“The idea of drinking water is really essential to maintain normal good health,” says Dr. James Dunford, emergency room physician with UCSD Medical Center and medical director of San Diego's EMS system. “Water is needed to help preserve body functions and vital organs and maintain blood pressure. It brings nutrients to the cells and washes away the toxins. Water is the most important molecule we commonly take for granted.”
In one of my CFS books, it comments that you can tell how bad a person's CFS is by the size of their water bottle. Well, yes and no. I do drink a lot of water when I'm running a fever or when we're having triple digit temperatures, but other than that, I don't drink huge amounts of water. I usually sip at the same 20-ounce bottle all day (plus beverages with meals).
This water-bottle theory may be another of those lookalike misdiagnoses, where people think they have CFS, but what they really have is "weakness, dizziness, fatigue, headache, and reduction in mental and physical performance" from dehydration. As with every other lookalike condition, there are symptoms and test results that differentiate it from CFS.

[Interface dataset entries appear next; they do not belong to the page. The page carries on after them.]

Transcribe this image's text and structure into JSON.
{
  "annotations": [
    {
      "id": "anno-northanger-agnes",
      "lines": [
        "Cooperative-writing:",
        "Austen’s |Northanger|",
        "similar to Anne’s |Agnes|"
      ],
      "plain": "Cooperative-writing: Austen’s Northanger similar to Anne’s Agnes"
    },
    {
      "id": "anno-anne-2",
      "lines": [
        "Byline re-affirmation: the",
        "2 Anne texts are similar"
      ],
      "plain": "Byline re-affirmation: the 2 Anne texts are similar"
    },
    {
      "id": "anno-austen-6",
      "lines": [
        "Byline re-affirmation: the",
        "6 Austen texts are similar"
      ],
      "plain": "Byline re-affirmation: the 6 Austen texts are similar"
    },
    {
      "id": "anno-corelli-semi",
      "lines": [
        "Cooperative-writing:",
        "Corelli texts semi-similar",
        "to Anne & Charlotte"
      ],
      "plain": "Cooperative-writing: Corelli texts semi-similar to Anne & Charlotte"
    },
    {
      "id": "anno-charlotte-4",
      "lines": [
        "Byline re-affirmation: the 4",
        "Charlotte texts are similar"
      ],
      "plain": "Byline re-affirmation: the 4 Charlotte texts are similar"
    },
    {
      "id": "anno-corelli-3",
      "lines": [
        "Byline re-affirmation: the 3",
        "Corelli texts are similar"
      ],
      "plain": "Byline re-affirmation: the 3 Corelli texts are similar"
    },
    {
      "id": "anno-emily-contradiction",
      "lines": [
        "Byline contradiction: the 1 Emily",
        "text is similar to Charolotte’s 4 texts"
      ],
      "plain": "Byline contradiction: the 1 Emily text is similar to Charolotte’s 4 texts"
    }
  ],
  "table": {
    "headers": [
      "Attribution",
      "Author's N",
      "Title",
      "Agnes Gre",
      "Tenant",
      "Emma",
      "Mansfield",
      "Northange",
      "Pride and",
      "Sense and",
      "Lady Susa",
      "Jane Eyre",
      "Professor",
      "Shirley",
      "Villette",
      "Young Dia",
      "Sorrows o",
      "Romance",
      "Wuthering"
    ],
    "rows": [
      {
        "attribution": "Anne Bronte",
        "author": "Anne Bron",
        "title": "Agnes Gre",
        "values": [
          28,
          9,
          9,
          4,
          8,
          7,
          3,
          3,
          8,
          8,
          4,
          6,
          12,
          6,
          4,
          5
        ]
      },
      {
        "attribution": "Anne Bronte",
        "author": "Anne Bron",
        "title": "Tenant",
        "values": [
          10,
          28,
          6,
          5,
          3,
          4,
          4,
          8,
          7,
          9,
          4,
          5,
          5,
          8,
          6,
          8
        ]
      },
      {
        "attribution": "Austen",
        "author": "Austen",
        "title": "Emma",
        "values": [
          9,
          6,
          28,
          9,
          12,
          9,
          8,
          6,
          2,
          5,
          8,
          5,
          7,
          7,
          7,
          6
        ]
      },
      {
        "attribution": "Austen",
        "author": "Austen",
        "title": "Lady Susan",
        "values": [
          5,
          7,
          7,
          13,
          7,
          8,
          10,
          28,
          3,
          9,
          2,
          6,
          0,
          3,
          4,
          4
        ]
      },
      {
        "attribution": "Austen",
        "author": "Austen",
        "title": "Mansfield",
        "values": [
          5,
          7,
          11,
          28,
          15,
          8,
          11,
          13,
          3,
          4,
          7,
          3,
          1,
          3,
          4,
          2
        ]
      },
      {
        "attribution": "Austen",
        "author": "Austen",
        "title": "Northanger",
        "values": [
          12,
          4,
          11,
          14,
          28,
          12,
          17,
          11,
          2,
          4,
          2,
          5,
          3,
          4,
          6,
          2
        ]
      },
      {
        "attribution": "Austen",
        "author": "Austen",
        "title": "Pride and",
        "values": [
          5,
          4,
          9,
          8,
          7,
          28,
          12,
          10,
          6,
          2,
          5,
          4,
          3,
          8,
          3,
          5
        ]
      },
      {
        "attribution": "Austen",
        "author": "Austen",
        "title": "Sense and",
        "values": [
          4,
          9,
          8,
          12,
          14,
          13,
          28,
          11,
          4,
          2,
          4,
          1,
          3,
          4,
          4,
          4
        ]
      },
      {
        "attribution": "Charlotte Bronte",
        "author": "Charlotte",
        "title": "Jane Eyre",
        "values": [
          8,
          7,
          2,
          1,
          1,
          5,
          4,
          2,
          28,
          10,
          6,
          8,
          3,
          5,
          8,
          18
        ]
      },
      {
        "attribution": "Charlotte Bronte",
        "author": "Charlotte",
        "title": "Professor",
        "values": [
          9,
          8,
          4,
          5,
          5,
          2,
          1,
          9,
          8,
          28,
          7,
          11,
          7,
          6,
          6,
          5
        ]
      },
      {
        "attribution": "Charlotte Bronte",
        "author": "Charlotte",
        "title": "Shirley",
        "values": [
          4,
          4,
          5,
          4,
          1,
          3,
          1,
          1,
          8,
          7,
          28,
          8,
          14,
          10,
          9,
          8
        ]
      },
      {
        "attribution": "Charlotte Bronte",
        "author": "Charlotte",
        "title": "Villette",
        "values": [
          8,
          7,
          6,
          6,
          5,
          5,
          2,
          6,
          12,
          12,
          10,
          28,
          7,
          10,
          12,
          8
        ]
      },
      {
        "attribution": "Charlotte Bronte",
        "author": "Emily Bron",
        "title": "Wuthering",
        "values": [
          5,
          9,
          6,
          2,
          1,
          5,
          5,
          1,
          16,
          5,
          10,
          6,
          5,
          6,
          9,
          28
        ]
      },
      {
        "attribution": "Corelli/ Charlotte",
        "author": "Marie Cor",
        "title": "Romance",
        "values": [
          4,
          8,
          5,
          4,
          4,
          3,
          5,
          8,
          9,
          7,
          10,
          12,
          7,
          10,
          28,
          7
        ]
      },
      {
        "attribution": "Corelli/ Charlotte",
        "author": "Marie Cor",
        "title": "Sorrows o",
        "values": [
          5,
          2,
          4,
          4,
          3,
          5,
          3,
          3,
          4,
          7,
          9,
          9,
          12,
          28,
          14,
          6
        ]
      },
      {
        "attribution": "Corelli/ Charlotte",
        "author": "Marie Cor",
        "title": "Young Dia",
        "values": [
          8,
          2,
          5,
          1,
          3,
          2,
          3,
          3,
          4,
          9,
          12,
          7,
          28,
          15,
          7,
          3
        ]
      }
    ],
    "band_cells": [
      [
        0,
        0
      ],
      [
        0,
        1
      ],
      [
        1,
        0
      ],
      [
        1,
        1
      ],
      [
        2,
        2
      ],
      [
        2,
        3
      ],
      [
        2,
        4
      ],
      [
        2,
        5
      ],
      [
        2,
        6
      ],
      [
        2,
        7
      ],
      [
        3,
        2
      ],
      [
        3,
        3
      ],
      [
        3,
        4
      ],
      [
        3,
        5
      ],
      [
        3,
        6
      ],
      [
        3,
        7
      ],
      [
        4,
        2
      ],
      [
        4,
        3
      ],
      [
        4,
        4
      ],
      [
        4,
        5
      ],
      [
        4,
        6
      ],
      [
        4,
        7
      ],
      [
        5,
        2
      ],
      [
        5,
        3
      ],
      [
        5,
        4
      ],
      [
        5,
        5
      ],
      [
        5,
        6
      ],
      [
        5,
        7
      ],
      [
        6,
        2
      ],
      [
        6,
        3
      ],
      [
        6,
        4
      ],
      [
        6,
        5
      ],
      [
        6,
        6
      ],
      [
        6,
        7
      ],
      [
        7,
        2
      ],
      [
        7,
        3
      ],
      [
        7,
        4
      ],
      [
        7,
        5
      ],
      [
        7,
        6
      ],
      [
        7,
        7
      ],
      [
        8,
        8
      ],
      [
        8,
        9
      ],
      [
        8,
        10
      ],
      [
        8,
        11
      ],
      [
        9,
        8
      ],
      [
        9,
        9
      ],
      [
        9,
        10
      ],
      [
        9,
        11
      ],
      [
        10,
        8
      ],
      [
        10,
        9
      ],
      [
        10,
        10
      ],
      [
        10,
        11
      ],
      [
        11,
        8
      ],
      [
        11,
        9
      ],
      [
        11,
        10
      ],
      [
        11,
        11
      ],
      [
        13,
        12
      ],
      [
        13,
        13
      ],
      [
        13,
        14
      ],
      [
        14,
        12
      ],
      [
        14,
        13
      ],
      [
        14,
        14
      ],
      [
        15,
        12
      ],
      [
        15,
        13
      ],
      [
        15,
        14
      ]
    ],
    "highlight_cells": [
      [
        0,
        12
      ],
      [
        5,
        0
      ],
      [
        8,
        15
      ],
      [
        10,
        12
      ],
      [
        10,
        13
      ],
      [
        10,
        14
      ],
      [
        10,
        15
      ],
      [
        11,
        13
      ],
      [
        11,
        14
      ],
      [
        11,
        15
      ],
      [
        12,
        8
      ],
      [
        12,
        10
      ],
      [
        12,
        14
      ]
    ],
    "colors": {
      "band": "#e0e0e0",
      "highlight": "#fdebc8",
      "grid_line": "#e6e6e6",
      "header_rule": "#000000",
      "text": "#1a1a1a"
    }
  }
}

Unfortunately, over the past 20 years, the definition of CFS has been watered down to include anyone with fatigue for any reason. Some of this was done by groups with ulterior motives (e.g., psychologists who saw a chance for profit in confusing CFS with an entirely different condition with a similar name and thus persuading the government to mandate years of psychotherapy for Disability recipients). Some of it was done by people who don't understand that there's more to Chronic Fatigue Syndrome than chronic fatigue.
As a result, there are a lot of doctors out there who apply the CFS label to people who don't have CFS, who never had CFS, who the experts would tell "you don't have CFS", who the neurological and immune system tests would prove don't have CFS.
Do yourself a favor -- if you don't have the symptoms described by the original CFS definition (such as fever, swollen lymph glands, and sore throat), hie thee to a CFS expert and get the right diagnosis. If you have something as simple as dehydration, it's much easier to get back to feeling well than if you actually have CFS.
On the other hand, while you're waiting for that appointment, do your own First Aid experiments. When I started fainting right after starting a new medication, by the time I went to the doctor, I was already able to tell him that I'd tried eating chocolate, proving it wasn't hypoglycemia, and I'd tried drinking extra water, proving it wasn't dehydration. That ruled out two of the possibilities he was going to suggest. If you feel much better after drinking more water, then you may have fixed the problem without the expense of a specialist appointment.